I do not have a law degree, but I would have thought that the ultimate violation of anyone's bodily integrity is to starve a person to death.

The witnesses to Mrs. Schiavo's alleged statement, when she could speak, that she did not want to stay alive "by artificial means" are her husband, his brother and his brother's wife. But Mrs. Schiavo's parents, Bob and Mary Schindler, who have fought all of these years for her life, vigorously deny ever hearing their daughter say anything of the sort. Whatever Mrs. Schiavo may or may not have said, did she want to starve to death when she spoke of "artificial means"?

Mr. Schiavo is so determined to remove his wife's feeding tube that, after the order was given to reinsert it, one of his lawyers faxed a letter to doctors in Pinellas County, where the procedure was to be done, threatening to sue any doctor who reconnected the feeding tube because Mrs. …

The rest of this article is only available to active members of Questia

Already a member? Log in now.

Notes for this article

Add a new note
If you are trying to select text to create highlights or citations, remember that you must now click or tap on the first word, and then click or tap on the last word.
One moment ...
Default project is now your active project.
Project items

Items saved from this article

This article has been saved
Highlights (0)
Some of your highlights are legacy items.

Highlights saved before July 30, 2012 will not be displayed on their respective source pages.

You can easily re-create the highlights by opening the book page or article, selecting the text, and clicking “Highlight.”

Citations (0)
Some of your citations are legacy items.

Any citation created before July 30, 2012 will labeled as a “Cited page.” New citations will be saved as cited passages, pages or articles.

We also added the ability to view new citations from your projects or the book or article where you created them.

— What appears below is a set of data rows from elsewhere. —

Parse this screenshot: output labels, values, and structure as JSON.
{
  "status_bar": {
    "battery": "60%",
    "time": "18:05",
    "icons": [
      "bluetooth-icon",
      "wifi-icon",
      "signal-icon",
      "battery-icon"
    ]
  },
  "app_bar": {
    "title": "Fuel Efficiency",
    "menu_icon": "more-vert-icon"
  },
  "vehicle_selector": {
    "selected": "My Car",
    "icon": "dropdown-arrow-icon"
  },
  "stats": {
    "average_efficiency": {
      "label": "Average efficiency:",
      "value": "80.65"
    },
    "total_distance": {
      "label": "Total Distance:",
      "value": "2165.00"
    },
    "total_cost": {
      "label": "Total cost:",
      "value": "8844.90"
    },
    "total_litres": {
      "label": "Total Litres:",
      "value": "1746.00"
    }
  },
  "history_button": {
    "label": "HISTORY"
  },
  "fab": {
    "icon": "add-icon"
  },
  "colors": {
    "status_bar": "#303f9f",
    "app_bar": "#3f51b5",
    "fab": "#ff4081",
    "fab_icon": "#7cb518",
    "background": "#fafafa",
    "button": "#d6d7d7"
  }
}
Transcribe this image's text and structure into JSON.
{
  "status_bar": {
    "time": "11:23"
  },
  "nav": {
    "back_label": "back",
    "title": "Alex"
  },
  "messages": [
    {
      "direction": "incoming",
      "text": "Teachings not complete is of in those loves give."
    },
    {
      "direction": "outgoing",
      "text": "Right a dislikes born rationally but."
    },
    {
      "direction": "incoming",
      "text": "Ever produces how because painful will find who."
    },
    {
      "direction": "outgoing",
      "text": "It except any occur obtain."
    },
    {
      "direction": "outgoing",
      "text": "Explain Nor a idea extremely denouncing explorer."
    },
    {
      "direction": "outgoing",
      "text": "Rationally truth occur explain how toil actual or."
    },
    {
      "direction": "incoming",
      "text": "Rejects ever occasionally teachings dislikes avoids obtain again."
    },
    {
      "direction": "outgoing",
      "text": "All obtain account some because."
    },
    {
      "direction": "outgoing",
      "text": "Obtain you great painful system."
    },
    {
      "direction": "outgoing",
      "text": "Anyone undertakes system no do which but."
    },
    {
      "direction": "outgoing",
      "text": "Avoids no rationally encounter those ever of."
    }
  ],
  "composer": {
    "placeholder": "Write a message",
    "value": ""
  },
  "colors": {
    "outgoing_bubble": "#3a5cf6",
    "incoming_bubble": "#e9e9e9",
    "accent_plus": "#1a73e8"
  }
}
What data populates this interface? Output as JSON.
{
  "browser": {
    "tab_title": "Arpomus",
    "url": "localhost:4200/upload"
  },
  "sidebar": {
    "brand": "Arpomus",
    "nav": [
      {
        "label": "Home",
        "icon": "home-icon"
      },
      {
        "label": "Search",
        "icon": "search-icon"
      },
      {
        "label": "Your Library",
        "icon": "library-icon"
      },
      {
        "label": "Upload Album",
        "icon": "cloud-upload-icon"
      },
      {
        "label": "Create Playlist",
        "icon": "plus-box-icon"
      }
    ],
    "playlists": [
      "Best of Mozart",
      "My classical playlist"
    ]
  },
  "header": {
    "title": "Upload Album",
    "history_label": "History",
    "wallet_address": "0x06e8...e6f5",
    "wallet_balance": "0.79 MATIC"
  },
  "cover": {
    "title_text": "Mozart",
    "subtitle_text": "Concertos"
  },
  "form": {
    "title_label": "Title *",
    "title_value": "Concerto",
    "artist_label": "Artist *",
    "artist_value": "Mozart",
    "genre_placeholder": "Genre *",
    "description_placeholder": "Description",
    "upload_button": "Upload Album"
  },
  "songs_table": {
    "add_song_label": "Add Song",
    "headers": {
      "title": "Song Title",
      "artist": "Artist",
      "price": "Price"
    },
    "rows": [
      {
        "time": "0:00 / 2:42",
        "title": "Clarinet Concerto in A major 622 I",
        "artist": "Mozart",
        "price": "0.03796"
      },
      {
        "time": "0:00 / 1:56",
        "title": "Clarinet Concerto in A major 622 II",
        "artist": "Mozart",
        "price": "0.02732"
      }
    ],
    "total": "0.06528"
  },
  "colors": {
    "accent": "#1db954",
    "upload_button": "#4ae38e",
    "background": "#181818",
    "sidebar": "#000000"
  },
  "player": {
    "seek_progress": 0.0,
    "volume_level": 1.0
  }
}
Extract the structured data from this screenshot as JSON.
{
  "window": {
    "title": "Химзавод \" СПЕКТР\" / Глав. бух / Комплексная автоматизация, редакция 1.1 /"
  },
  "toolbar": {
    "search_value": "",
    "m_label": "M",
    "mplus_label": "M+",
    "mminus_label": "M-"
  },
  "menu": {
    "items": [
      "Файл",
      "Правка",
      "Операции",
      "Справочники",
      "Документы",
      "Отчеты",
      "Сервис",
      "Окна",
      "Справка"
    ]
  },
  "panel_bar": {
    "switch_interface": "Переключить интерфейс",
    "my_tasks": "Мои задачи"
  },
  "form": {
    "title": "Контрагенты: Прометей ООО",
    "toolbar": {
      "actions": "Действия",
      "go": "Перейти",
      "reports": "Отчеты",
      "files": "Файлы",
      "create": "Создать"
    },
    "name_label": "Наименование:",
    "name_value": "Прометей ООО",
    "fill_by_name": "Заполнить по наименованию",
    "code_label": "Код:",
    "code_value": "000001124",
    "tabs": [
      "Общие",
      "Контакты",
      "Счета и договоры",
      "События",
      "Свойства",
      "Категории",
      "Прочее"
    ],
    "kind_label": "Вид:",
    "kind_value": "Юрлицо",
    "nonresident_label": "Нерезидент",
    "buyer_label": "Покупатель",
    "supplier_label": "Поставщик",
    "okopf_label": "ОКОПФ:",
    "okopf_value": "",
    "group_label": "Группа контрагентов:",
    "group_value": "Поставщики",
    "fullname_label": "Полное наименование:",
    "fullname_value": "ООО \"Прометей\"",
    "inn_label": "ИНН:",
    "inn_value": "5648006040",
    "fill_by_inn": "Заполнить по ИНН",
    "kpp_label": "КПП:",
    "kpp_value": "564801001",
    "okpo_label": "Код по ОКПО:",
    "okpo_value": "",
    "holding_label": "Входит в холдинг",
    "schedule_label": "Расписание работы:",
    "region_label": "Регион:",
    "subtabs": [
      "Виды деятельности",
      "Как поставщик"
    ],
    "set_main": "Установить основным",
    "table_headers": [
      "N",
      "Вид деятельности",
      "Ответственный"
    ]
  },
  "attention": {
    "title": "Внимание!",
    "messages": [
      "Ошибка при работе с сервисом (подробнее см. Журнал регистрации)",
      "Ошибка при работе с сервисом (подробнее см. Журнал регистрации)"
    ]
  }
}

Notes (0)
Bookmarks (0)

You have no saved items from this article

Project items include:
  • Saved book/article
  • Highlights
  • Quotes/citations
  • Notes
  • Bookmarks
Notes
Cite this article

Cited article

Style
Citations are available only to our active members.
Buy instant access to cite pages or passages in MLA, APA and Chicago citation styles.

(Einhorn, 1992, p. 25)

(Einhorn 25)

1. Lois J. Einhorn, Abraham Lincoln, the Orator: Penetrating the Lincoln Legend (Westport, CT: Greenwood Press, 1992), 25, http://www.questia.com/read/27419298.

Cited article

Deciding 'Quality of Life'; Don't Let Terri Schiavo Starve to Death
Settings

Settings

Typeface
Text size Smaller Larger Reset View mode
Search within

Search within this article

Look up

Look up a word

  • Dictionary
  • Thesaurus
Please submit a word or phrase above.
Print this page

Print this page

Why can't I print more than one page at a time?

Help
Full screen

matching results for page

    Questia reader help

    How to highlight and cite specific passages

    1. Click or tap the first word you want to select.
    2. Click or tap the last word you want to select, and you’ll see everything in between get selected.
    3. You’ll then get a menu of options like creating a highlight or a citation from that passage of text.

    OK, got it!

    Cited passage

    Style
    Citations are available only to our active members.
    Buy instant access to cite pages or passages in MLA, APA and Chicago citation styles.

    "Portraying himself as an honest, ordinary person helped Lincoln identify with his audiences." (Einhorn, 1992, p. 25).

    "Portraying himself as an honest, ordinary person helped Lincoln identify with his audiences." (Einhorn 25)

    "Portraying himself as an honest, ordinary person helped Lincoln identify with his audiences."1

    1. Lois J. Einhorn, Abraham Lincoln, the Orator: Penetrating the Lincoln Legend (Westport, CT: Greenwood Press, 1992), 25, http://www.questia.com/read/27419298.

    Cited passage

    Thanks for trying Questia!

    Please continue trying out our research tools, but please note, full functionality is available only to our active members.

    Your work will be lost once you leave this Web page.

    Buy instant access to save your work.

    Already a member? Log in now.

    Author Advanced search

    Oops!

    An unknown error has occurred. Please click the button below to reload the page. If the problem persists, please try again in a little while.